The vehicle is usually tung oil varnish, modified by soybean oil (because of its colorlessness) with a large volume of mineral spirits, or an alkyd.

Mill Whites are paints of the enamel type for use on interior wall surfaces to augment illumination in order to reduce hazards and promote physical comfort and reduce cost of illumination. The vehicle is usually an ester gum-tung oil varnish.

Mill whites are usually offered in three types of finish: glossy, semi-flat, and fiat. Some manufacturers furnish a limited range of colors. The paint is applied in two coats in a primer and a finish, the first'to level the surface and insure adhesion, and the second to insure reflection and diffusion of light.

Quick-Drying Paints, or enamels, are often called fifour-hour enamelsi, and so forth. The principal vehicle is usually a varnish of the alkyd type.
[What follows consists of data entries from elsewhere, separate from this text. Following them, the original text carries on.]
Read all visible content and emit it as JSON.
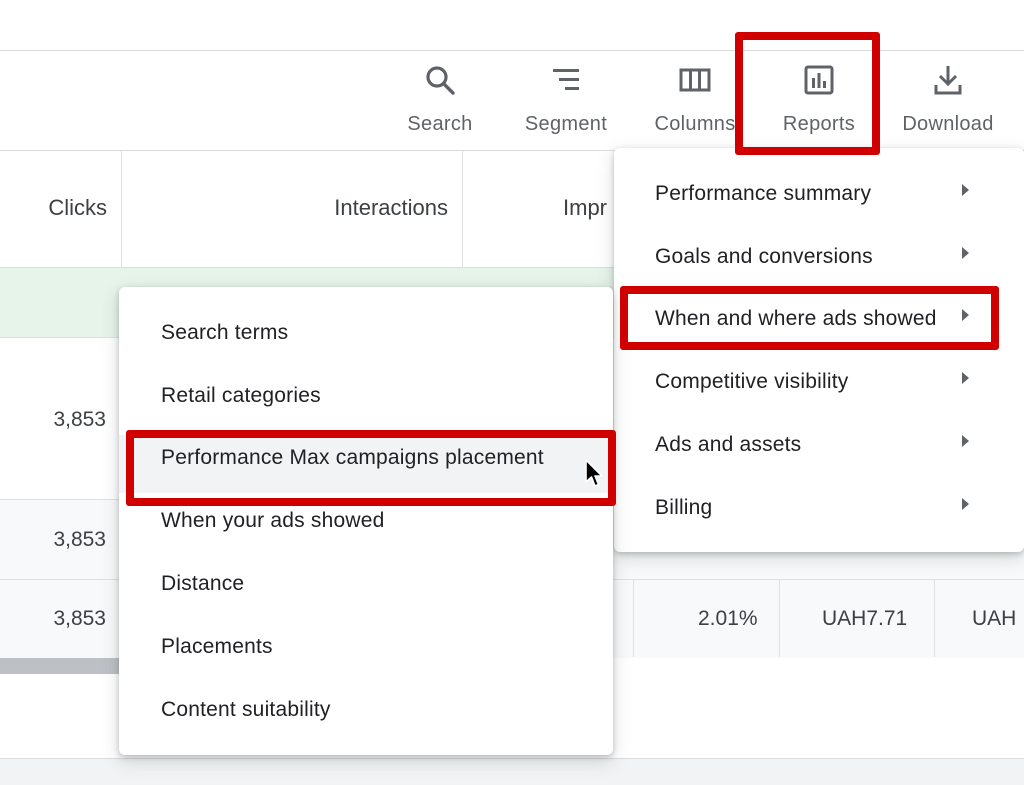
{
  "toolbar": {
    "search_label": "Search",
    "segment_label": "Segment",
    "columns_label": "Columns",
    "reports_label": "Reports",
    "download_label": "Download"
  },
  "table": {
    "headers": {
      "clicks": "Clicks",
      "interactions": "Interactions",
      "impressions_truncated": "Impr"
    },
    "rows": [
      {
        "clicks": "3,853"
      },
      {
        "clicks": "3,853"
      },
      {
        "clicks": "3,853",
        "truncated": "l",
        "ctr": "2.01%",
        "avg_cpc": "UAH7.71",
        "cost_truncated": "UAH"
      }
    ]
  },
  "reports_menu": {
    "items": [
      {
        "label": "Performance summary"
      },
      {
        "label": "Goals and conversions"
      },
      {
        "label": "When and where ads showed"
      },
      {
        "label": "Competitive visibility"
      },
      {
        "label": "Ads and assets"
      },
      {
        "label": "Billing"
      }
    ]
  },
  "submenu": {
    "items": [
      {
        "label": "Search terms"
      },
      {
        "label": "Retail categories"
      },
      {
        "label": "Performance Max campaigns placement"
      },
      {
        "label": "When your ads showed"
      },
      {
        "label": "Distance"
      },
      {
        "label": "Placements"
      },
      {
        "label": "Content suitability"
      }
    ]
  },
  "colors": {
    "highlight_red": "#d10000",
    "total_row_green": "#e6f4ea",
    "icon_gray": "#5f6368"
  }
}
Quick-drying house paints are those which, hardening in a few hours, permit a second coat to be applied a very short time later. As in the "four-hour enamels}, the phenolic type resins generally play an important part as also do specially treated drying oils.

Aluminum Paint has a pigment consisting of finely divided aluminum particles in flake form suspended in a suitable vehicle, usually of the oilvarnish type. Its chief uses are in painting structural steel and interiors of industrial buildings and as priming coats for wood.

Aluminum paints, owing to the shape of the metal particles, have the unique property of leafing: the tiny flat flakes rising to the surface of the liquid and forming there a metallic layer.

1950-51 Theatre Catalog, 9th Edition, Page 414